▸ **Dataset entries**
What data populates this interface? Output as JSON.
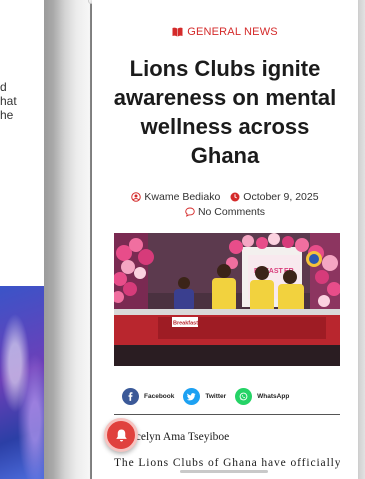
{
  "background_page": {
    "text_lines": [
      "d",
      "hat",
      "he"
    ]
  },
  "article": {
    "category": "GENERAL NEWS",
    "title": "Lions Clubs ignite awareness on mental wellness across Ghana",
    "author": "Kwame Bediako",
    "date": "October 9, 2025",
    "comments": "No Comments",
    "image_text": {
      "backdrop": "BREAST",
      "backdrop_2": "ER",
      "desk_logo": "Breakfast"
    },
    "byline": "ycelyn Ama Tseyiboe",
    "body_start": "The Lions Clubs of Ghana have officially"
  },
  "share": {
    "facebook": "Facebook",
    "twitter": "Twitter",
    "whatsapp": "WhatsApp"
  },
  "colors": {
    "accent_red": "#d42a2a",
    "facebook": "#3b5998",
    "twitter": "#1da1f2",
    "whatsapp": "#25d366",
    "bell": "#e0413d"
  },
  "icons": {
    "category": "book-icon",
    "author": "user-circle-icon",
    "date": "clock-icon",
    "comments": "comment-icon",
    "bell": "bell-icon"
  }
}
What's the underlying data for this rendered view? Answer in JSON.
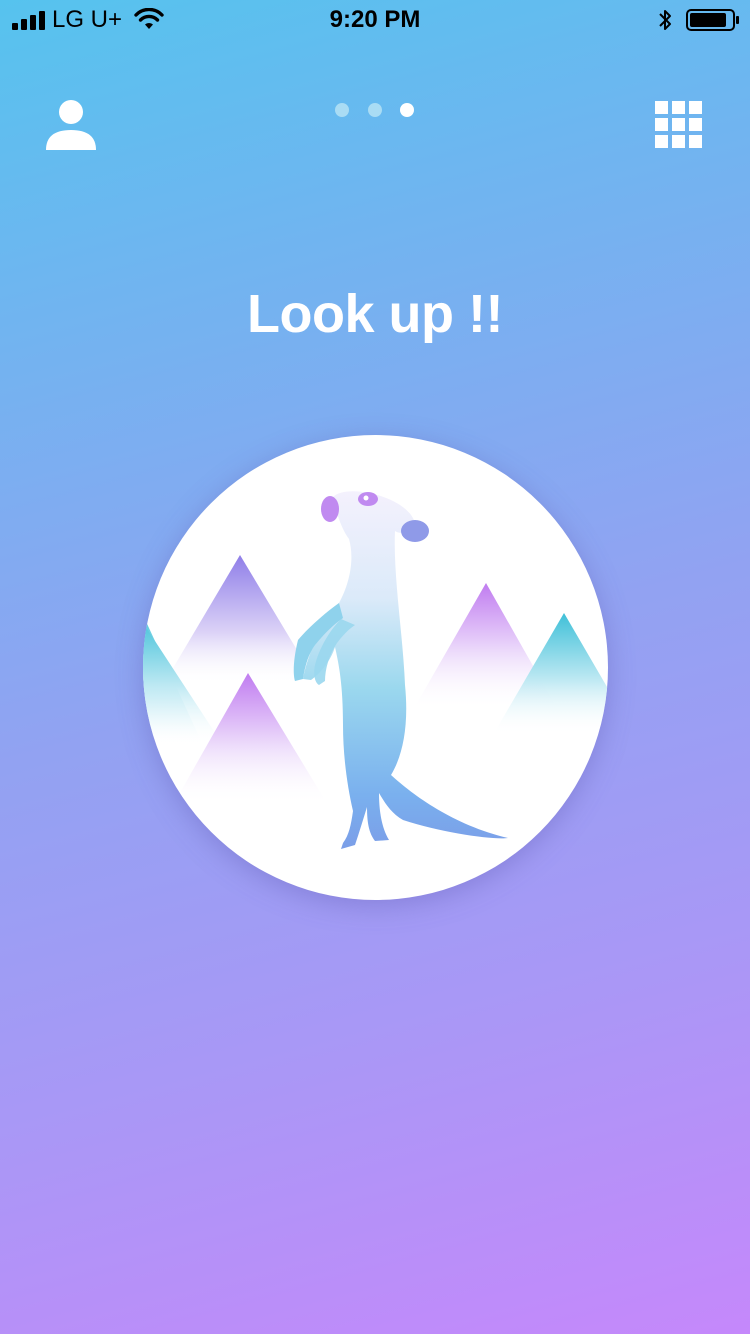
{
  "status_bar": {
    "carrier": "LG U+",
    "time": "9:20 PM",
    "icons": [
      "signal-icon",
      "wifi-icon",
      "bluetooth-icon",
      "battery-icon"
    ]
  },
  "nav": {
    "left_icon": "user-profile-icon",
    "right_icon": "grid-menu-icon",
    "page_indicator": {
      "count": 3,
      "active_index": 2
    }
  },
  "main": {
    "title": "Look up !!",
    "illustration": "meerkat-mountains-illustration"
  },
  "colors": {
    "gradient_top": "#56c3ee",
    "gradient_bottom": "#c588fb",
    "text": "#ffffff",
    "dot_inactive": "#a9dcf4",
    "dot_active": "#ffffff"
  }
}
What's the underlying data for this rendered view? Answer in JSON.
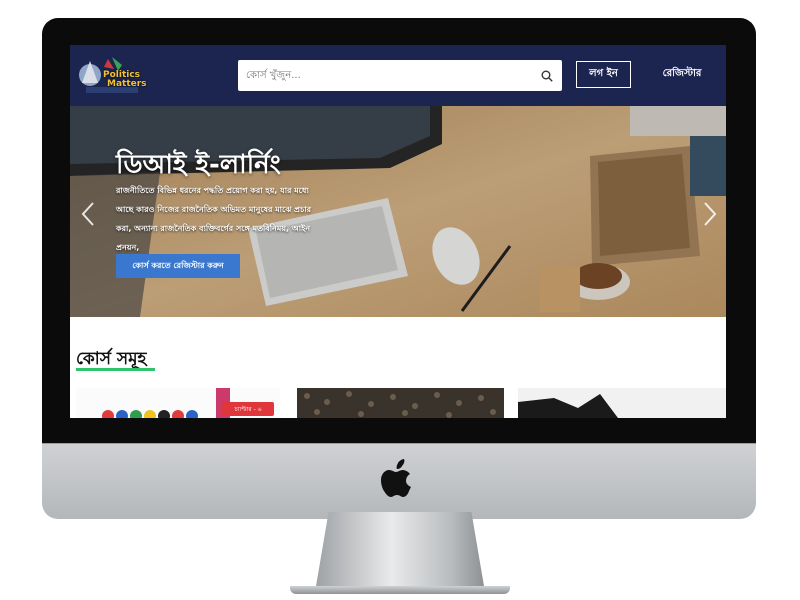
{
  "site": {
    "logo_text_line1": "Politics",
    "logo_text_line2": "Matters"
  },
  "header": {
    "search_placeholder": "কোর্স খুঁজুন...",
    "login_label": "লগ ইন",
    "register_label": "রেজিস্টার"
  },
  "hero": {
    "title": "ডিআই ই-লার্নিং",
    "description": "রাজনীতিতে বিভিন্ন ধরনের পদ্ধতি প্রয়োগ করা হয়, যার মধ্যে আছে কারও নিজের রাজনৈতিক অভিমত মানুষের মাঝে প্রচার করা, অন্যান্য রাজনৈতিক ব্যক্তিবর্গের সঙ্গে মতবিনিময়, আইন প্রনয়ন,",
    "cta_label": "কোর্স করতে রেজিস্টার করুন"
  },
  "courses": {
    "heading": "কোর্স সমূহ",
    "cards": [
      {
        "badge": "চ্যাপ্টার - ৬"
      },
      {
        "badge": ""
      },
      {
        "badge": ""
      }
    ]
  },
  "colors": {
    "navbar": "#1c2550",
    "cta": "#3a78d0",
    "accent_underline": "#2fc46b",
    "badge": "#e0353b"
  },
  "icons": [
    "search-icon",
    "chevron-left-icon",
    "chevron-right-icon",
    "apple-logo-icon"
  ]
}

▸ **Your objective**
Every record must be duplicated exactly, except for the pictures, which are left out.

▸ **Task output**
What data populates this interface? Output as JSON.
{
  "background_page": {
    "text_lines": [
      "d",
      "hat",
      "he"
    ]
  },
  "article": {
    "category": "GENERAL NEWS",
    "title": "Lions Clubs ignite awareness on mental wellness across Ghana",
    "author": "Kwame Bediako",
    "date": "October 9, 2025",
    "comments": "No Comments",
    "image_text": {
      "backdrop": "BREAST",
      "backdrop_2": "ER",
      "desk_logo": "Breakfast"
    },
    "byline": "ycelyn Ama Tseyiboe",
    "body_start": "The Lions Clubs of Ghana have officially"
  },
  "share": {
    "facebook": "Facebook",
    "twitter": "Twitter",
    "whatsapp": "WhatsApp"
  },
  "colors": {
    "accent_red": "#d42a2a",
    "facebook": "#3b5998",
    "twitter": "#1da1f2",
    "whatsapp": "#25d366",
    "bell": "#e0413d"
  },
  "icons": {
    "category": "book-icon",
    "author": "user-circle-icon",
    "date": "clock-icon",
    "comments": "comment-icon",
    "bell": "bell-icon"
  }
}
What's the underlying data for this rendered view? Answer in JSON.
{
  "status_bar": {
    "carrier": "LG U+",
    "time": "9:20 PM",
    "icons": [
      "signal-icon",
      "wifi-icon",
      "bluetooth-icon",
      "battery-icon"
    ]
  },
  "nav": {
    "left_icon": "user-profile-icon",
    "right_icon": "grid-menu-icon",
    "page_indicator": {
      "count": 3,
      "active_index": 2
    }
  },
  "main": {
    "title": "Look up !!",
    "illustration": "meerkat-mountains-illustration"
  },
  "colors": {
    "gradient_top": "#56c3ee",
    "gradient_bottom": "#c588fb",
    "text": "#ffffff",
    "dot_inactive": "#a9dcf4",
    "dot_active": "#ffffff"
  }
}
What's the underlying data for this rendered view? Answer in JSON.
{
  "site": {
    "logo_text_line1": "Politics",
    "logo_text_line2": "Matters"
  },
  "header": {
    "search_placeholder": "কোর্স খুঁজুন...",
    "login_label": "লগ ইন",
    "register_label": "রেজিস্টার"
  },
  "hero": {
    "title": "ডিআই ই-লার্নিং",
    "description": "রাজনীতিতে বিভিন্ন ধরনের পদ্ধতি প্রয়োগ করা হয়, যার মধ্যে আছে কারও নিজের রাজনৈতিক অভিমত মানুষের মাঝে প্রচার করা, অন্যান্য রাজনৈতিক ব্যক্তিবর্গের সঙ্গে মতবিনিময়, আইন প্রনয়ন,",
    "cta_label": "কোর্স করতে রেজিস্টার করুন"
  },
  "courses": {
    "heading": "কোর্স সমূহ",
    "cards": [
      {
        "badge": "চ্যাপ্টার - ৬"
      },
      {
        "badge": ""
      },
      {
        "badge": ""
      }
    ]
  },
  "colors": {
    "navbar": "#1c2550",
    "cta": "#3a78d0",
    "accent_underline": "#2fc46b",
    "badge": "#e0353b"
  },
  "icons": [
    "search-icon",
    "chevron-left-icon",
    "chevron-right-icon",
    "apple-logo-icon"
  ]
}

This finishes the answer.